After initially postponing its announcement, which was scheduled for this year’s Aircraft Interiors Expo in April, Burrana has revealed details about Rise, its most advanced IFE platform to date.
Burrana has unveiled a new in-flight entertainment (IFE) platform, Rise, which can be configured to accommodate any combination of seatback, wireless and overhead systems as well as in-seat power, depending on an airline’s needs. It is powered by a single software stack, shared hardware and a common 48VDC power backbone, allowing customers to scale the solution up or down when necessary.
Airlines can choose from a baseline solution, which has very short lead times; an increasingly configurable version, which allows airlines to choose from a number of hardware options and value-added applications and services, such as a moving map powered by partner FlightPath3D; or a fully customizable system, which allows third party developers to create and integrate new applications using an SDK.
The Rise platform delivers targeted advertisements using Signal Lamp Entertainment’s Ad Republic solution and uses crowd-sourced data and intelligent algorithms to create a “Netflix-like” experience. “Up and down votes for movies show in real time what’s hot onboard the aircraft,” explained David Pook, vice-president, Marketing and Sales Support at Burrana. “Real-time recommendations are based not just on those ratings, but also on what passengers are looking at. We can also collect very relevant data, which we call contextual feedback, based on one-question surveys that pop up.”
“Airlines will be able to add or remove apps from aircraft via a simple, web-based tool and make changes to their GUI by themselves.” – David Pook, Burrana
“Rise has completely eliminated the need for time-consuming and expensive change requests … Airlines will be able to add or remove apps from aircraft via a simple, web-based tool and make changes to their GUI by themselves, without the need for formal acceptance testing,” Pook continued. He believes the tool offers the best configurability in the industry: “It’s not just the colors and logos, it’s the enabling and disabling of applications; it’s moving, resizing and changing the functionality of different buttons.”

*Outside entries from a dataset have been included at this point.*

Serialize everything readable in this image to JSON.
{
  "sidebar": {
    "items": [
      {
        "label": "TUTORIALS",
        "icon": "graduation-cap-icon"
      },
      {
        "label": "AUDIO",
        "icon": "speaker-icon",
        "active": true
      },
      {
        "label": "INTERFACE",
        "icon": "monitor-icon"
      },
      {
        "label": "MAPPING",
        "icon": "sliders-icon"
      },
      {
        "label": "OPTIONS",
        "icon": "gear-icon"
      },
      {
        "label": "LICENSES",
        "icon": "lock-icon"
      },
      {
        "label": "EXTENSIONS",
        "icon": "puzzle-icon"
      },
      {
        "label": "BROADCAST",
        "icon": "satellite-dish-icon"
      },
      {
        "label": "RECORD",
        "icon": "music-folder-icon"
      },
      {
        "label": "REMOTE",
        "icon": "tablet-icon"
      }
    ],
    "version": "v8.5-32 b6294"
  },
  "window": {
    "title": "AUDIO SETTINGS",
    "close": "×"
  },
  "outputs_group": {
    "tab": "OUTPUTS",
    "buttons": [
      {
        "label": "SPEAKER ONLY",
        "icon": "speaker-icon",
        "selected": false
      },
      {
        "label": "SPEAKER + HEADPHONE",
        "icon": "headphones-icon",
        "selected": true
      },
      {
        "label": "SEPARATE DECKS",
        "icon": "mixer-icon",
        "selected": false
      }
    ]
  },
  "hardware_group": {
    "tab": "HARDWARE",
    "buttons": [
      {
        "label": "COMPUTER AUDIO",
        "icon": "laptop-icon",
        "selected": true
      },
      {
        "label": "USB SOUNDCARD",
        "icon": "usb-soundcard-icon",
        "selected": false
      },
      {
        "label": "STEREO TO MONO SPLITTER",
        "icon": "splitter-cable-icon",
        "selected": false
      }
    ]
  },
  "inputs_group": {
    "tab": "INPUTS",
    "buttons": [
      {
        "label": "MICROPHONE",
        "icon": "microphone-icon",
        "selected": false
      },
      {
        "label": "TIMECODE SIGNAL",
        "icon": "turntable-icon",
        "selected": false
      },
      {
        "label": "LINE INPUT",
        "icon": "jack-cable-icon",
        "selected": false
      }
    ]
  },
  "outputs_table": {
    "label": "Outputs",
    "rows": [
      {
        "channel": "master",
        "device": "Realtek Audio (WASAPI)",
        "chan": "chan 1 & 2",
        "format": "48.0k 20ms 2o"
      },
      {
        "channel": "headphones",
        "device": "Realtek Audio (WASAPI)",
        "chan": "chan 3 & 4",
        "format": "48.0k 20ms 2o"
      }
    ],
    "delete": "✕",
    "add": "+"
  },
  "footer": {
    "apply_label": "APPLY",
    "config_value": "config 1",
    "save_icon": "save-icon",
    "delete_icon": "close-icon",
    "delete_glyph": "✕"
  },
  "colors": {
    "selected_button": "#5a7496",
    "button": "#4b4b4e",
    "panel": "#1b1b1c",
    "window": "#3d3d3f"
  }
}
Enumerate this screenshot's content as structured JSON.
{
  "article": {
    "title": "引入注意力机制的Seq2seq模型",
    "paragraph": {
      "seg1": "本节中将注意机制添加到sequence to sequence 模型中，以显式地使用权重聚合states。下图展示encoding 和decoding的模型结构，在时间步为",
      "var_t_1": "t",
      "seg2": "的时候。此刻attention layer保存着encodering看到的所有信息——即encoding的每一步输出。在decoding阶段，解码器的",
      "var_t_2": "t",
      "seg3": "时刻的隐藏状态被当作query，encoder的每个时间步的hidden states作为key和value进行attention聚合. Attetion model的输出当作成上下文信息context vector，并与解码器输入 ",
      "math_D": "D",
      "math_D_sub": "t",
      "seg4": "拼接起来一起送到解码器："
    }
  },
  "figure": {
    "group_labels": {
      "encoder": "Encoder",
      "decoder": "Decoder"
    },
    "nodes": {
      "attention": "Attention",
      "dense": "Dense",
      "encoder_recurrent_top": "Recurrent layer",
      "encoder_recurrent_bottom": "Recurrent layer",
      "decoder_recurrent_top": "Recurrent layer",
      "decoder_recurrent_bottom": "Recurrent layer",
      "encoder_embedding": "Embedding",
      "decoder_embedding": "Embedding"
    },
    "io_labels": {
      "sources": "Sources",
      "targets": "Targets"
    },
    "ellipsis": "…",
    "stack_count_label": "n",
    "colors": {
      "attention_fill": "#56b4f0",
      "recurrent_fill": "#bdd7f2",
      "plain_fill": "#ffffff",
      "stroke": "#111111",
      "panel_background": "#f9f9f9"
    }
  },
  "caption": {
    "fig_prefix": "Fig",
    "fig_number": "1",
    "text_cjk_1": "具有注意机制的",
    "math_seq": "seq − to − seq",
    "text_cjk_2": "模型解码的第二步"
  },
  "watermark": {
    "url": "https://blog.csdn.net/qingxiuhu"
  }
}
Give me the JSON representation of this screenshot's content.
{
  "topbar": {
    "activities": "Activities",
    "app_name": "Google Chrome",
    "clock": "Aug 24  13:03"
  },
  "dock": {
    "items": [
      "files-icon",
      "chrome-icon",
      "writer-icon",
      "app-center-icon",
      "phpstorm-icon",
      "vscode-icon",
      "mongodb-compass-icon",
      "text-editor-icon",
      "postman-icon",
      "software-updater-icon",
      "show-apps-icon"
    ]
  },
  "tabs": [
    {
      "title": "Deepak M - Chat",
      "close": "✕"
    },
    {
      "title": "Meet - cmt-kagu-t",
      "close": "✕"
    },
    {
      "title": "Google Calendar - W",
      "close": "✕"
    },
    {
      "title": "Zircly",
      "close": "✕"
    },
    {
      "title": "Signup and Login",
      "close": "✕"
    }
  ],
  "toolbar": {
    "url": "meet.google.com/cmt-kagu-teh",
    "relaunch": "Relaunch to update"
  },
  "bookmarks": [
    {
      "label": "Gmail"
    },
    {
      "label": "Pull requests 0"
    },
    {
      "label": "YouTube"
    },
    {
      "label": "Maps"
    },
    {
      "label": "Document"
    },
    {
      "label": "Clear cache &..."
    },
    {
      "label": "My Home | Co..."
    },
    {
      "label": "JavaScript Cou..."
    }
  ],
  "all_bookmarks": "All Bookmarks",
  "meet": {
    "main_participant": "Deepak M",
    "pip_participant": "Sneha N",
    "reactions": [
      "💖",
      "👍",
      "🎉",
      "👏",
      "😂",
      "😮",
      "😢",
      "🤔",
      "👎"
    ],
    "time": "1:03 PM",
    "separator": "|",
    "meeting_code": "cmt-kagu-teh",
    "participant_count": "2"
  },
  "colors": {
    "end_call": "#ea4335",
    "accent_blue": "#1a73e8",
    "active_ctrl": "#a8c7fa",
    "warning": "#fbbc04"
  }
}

In terms of rollout, Burrana is looking to bring wireless in-flight entertainment to airlines still carrying legacy Collins PAVES hardware first, in a campaign it has branded Rise Up. “We wanted to provide them with the ability to upgrade without having to rip out everything. We can do it at roughly 50% of the cost of introducing something completely new … by reusing as many of the legacy components as possible.”
Rise’s seatback displays, which are in the prototype phase, will be 4K ultra high definition resolution and feature high dynamic range. Burrana said they will have large amounts of local storage and support integrated single-pin audio, Bluetooth, near field communication and either USB-C or USB-A in-seat power. Although it’s “the most sexy” part of the new platform, Pook said Burrana has shifted its priorities towards the elements of the Rise portfolio which are most cost-effective in light of COVID-19. As such, it predicts the seatback displays will be available to offer in 2021 for retrofit in 2022 and linefit installation in 2023.
Excited to launch RISE – created to solve airlines’ most challenging issues regarding in-flight entertainment.
Consisting of hardware, software, apps and services.
RISE – Built to Solve.https://t.co/kPSLQ28Dv7#Burrana #RISE #aviation #passengerexperience #IFE #cabintechnology pic.twitter.com/icHgfhOg16
— Burrana (@1Burrana) June 22, 2020
In-seat power can be integrated with a seatback screen or as a standalone product. Burrana has already delivered some configurations to LATAM and Virgin Australia, but the complete range is offerable now and will be available for retrofit in 2021 with linefit availability to follow. Pook identified that Burrana is currently the only supplier that can provide three amps of power in the USB-A port, “which is 43% more than the 2.1 amp solutions you typically see.”
Across the board, Pook said Rise comes is approximately 30% lighter than other similar solutions, which could provide airlines with savings of between $16,000 to $45,000 per aircraft, per year, depending on whether it’s a narrow-body or a wide-body.
Although the name Rise was coined before the coronavirus pandemic, Pook said it’s even more appropriate f0r the industry now: “Our message is clear: We will rise again.”